The individual involved was prescribed a four-week course of Truvada as PEP due to high risk sexual activity; this was then extended for two weeks after additional possible exposures were reported. After a three-week break, another four-week course was prescribed subsequent to additional exposures. HIV antibodies began to become detectable during the second course of PEP, but evolved very slowly over several months. The viral load at time of diagnosis was 213 copies and, after stopping the second course of PEP, viral load measured 647 copies and has remained around that level during follow-up. It is uncertain whether HIV infection was acquired prior to or during the first course of PEP; it is not thought to have occurred during the three week break from Truvada. Importantly, no mutations associated with resistance to either tenofovir or emtricabine could be detected. The researchers investigated whether the individual possessed any of the most common host factors known to be associated with slowed disease progression, including heterozygosity for the CCR5 delta32 mutation and possession of HLA B57 or B27; none of these factors were present (although the authors note that this was not an exhaustive analysis). The study authors suggest that this case report may offer hope that PrEP can attenuate HIV replication in individuals who experience breakthrough infections, conceivably impacting both the health of the individual and also reducing the possibility of onward transmission.
JAIDS Journal of Acquired Immune Deficiency Syndromes. September 2, 2008, Publish Ahead of Print
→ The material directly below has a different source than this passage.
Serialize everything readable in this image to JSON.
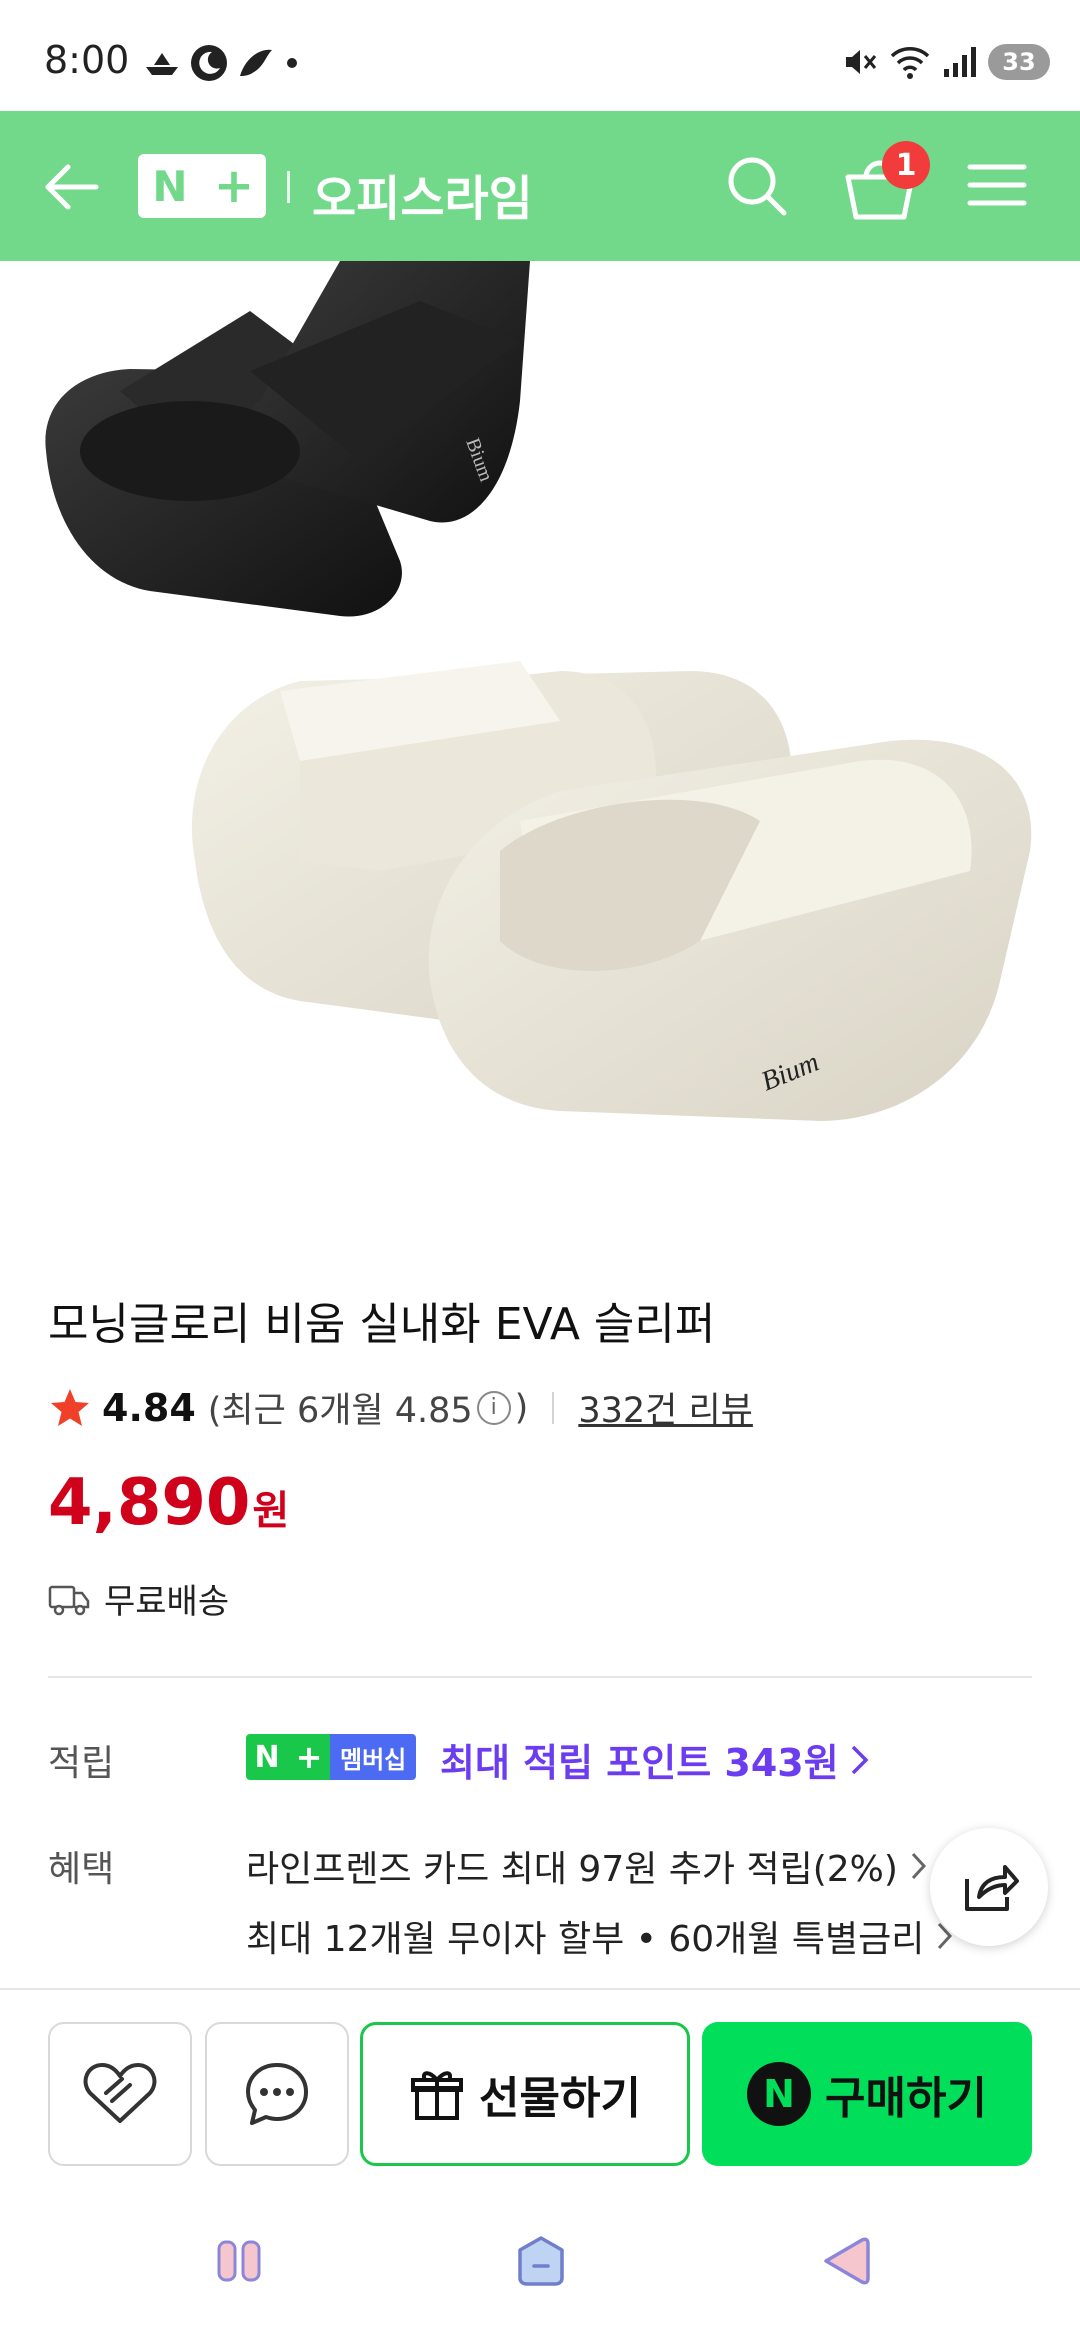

Drug-Susceptible HIV-1 Infection Despite Intermittent Fixed-Dose Combination Tenofovir/Emtricitabine as Prophylaxis Is Associated With Low-Level Viremia, Delayed Seroconversion, and an Attenuated Clinical Course.
Prada, Nicole PhD; Davis, Brandi BS; Jean-Pierre, Patrick MS; Roche, Matthew La BS; Duh, Fuh-Mei MS; Carrington, Mary PhD; Poles, Michael MD; Mehandru, Saurabh MD; Mohri, Hiroshi MD, PhD; Markowitz, Martin MD
Background: Continued high rates of HIV-1 transmission have fueled interest in the use of antiretrovirals to prevent infection. Attenuated infection with failure of tenofovir as prophylaxis has been reported in animal models. Here, we report a case of HIV-1 infection despite intermittent use of fixed-dose combination tenofovir and emtricitabine (FTC).
Methods: The patient was treated with tenofovir DF/FTC for reported repeated high-risk sexual exposures. After seroconversion, he was subjected to routine laboratory testing, CCR5 and HLA genotyping, and biopsy of gastrointestinal (GI) tissue. Resistance testing was performed both as bulk sequencing of plasma and cloning and sequencing of virus derived from plasma, peripheral blood mononuclear cells, and GI tissue.
Results: In this patient with no readily identifiable modifying host factors, acute HIV-1 infection with tenofovir DF/FTC-susceptible HIV-1 was associated with an attenuated clinical course, very low postseroconversion HIV-1 RNA levels, slow kinetics of seroconversion, and relative sparing of mucosal CD4+ T cells in the GI tract.
Conclusions: Despite the failure of tenofovir DF/FTC as prophylaxis, selection for drug-resistant transmission did not occur and the blunting of postinfection levels of viremia likely reduced the probability of subsequent forward transmissions during the acute phase. These results support continued investigations of the use of antiretrovirals as a means to reduce HIV-1 transmission.